Records shown
==============================

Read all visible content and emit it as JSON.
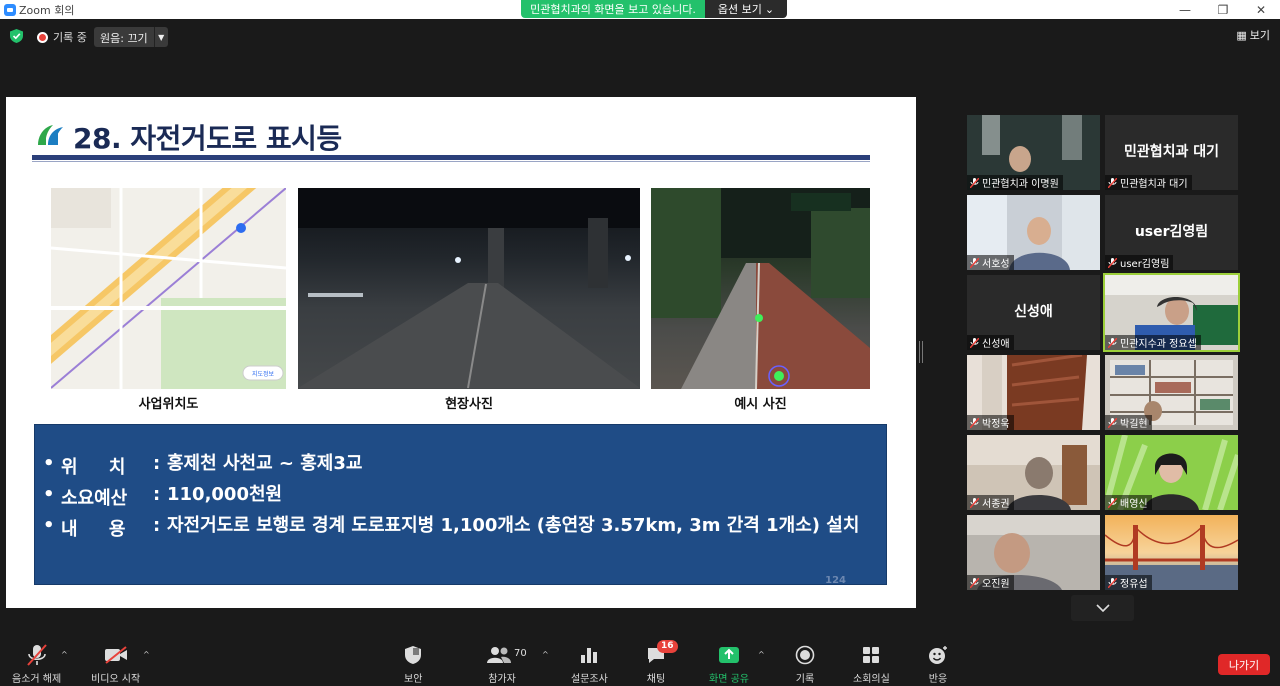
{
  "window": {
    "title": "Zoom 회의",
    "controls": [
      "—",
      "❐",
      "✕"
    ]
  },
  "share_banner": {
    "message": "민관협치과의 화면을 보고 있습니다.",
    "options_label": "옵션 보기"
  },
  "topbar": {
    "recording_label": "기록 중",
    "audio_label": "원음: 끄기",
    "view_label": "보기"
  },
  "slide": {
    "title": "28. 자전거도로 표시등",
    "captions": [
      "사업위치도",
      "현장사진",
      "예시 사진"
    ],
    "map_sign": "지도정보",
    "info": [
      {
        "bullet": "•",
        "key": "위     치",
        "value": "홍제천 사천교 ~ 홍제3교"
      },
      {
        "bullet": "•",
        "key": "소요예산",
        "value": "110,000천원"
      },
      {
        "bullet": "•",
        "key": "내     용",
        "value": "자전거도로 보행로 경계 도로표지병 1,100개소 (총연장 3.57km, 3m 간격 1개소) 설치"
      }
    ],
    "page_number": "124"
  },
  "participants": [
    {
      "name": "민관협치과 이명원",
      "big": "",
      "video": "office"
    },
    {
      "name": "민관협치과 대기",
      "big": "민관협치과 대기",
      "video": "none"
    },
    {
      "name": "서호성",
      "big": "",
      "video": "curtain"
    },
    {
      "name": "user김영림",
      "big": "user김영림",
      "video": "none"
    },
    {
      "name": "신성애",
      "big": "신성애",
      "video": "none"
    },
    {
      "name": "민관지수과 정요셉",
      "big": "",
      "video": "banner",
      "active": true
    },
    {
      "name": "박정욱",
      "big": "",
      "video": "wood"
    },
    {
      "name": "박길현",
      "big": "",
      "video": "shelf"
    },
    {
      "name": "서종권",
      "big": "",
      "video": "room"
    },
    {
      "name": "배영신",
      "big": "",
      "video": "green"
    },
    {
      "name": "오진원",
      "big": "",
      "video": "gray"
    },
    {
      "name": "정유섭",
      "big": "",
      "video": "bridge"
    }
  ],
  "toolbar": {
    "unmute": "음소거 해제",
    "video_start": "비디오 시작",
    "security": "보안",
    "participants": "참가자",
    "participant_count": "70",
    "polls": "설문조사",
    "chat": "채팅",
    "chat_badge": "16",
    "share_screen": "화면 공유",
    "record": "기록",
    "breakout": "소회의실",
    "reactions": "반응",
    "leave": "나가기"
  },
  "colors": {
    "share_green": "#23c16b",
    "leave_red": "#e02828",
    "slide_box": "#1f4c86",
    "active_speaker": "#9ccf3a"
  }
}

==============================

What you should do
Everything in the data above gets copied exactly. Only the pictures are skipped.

Reply
Read all visible content and emit it as JSON.
{
  "window": {
    "title": "Zoom 회의",
    "controls": [
      "—",
      "❐",
      "✕"
    ]
  },
  "share_banner": {
    "message": "민관협치과의 화면을 보고 있습니다.",
    "options_label": "옵션 보기"
  },
  "topbar": {
    "recording_label": "기록 중",
    "audio_label": "원음: 끄기",
    "view_label": "보기"
  },
  "slide": {
    "title": "28. 자전거도로 표시등",
    "captions": [
      "사업위치도",
      "현장사진",
      "예시 사진"
    ],
    "map_sign": "지도정보",
    "info": [
      {
        "bullet": "•",
        "key": "위     치",
        "value": "홍제천 사천교 ~ 홍제3교"
      },
      {
        "bullet": "•",
        "key": "소요예산",
        "value": "110,000천원"
      },
      {
        "bullet": "•",
        "key": "내     용",
        "value": "자전거도로 보행로 경계 도로표지병 1,100개소 (총연장 3.57km, 3m 간격 1개소) 설치"
      }
    ],
    "page_number": "124"
  },
  "participants": [
    {
      "name": "민관협치과 이명원",
      "big": "",
      "video": "office"
    },
    {
      "name": "민관협치과 대기",
      "big": "민관협치과 대기",
      "video": "none"
    },
    {
      "name": "서호성",
      "big": "",
      "video": "curtain"
    },
    {
      "name": "user김영림",
      "big": "user김영림",
      "video": "none"
    },
    {
      "name": "신성애",
      "big": "신성애",
      "video": "none"
    },
    {
      "name": "민관지수과 정요셉",
      "big": "",
      "video": "banner",
      "active": true
    },
    {
      "name": "박정욱",
      "big": "",
      "video": "wood"
    },
    {
      "name": "박길현",
      "big": "",
      "video": "shelf"
    },
    {
      "name": "서종권",
      "big": "",
      "video": "room"
    },
    {
      "name": "배영신",
      "big": "",
      "video": "green"
    },
    {
      "name": "오진원",
      "big": "",
      "video": "gray"
    },
    {
      "name": "정유섭",
      "big": "",
      "video": "bridge"
    }
  ],
  "toolbar": {
    "unmute": "음소거 해제",
    "video_start": "비디오 시작",
    "security": "보안",
    "participants": "참가자",
    "participant_count": "70",
    "polls": "설문조사",
    "chat": "채팅",
    "chat_badge": "16",
    "share_screen": "화면 공유",
    "record": "기록",
    "breakout": "소회의실",
    "reactions": "반응",
    "leave": "나가기"
  },
  "colors": {
    "share_green": "#23c16b",
    "leave_red": "#e02828",
    "slide_box": "#1f4c86",
    "active_speaker": "#9ccf3a"
  }
}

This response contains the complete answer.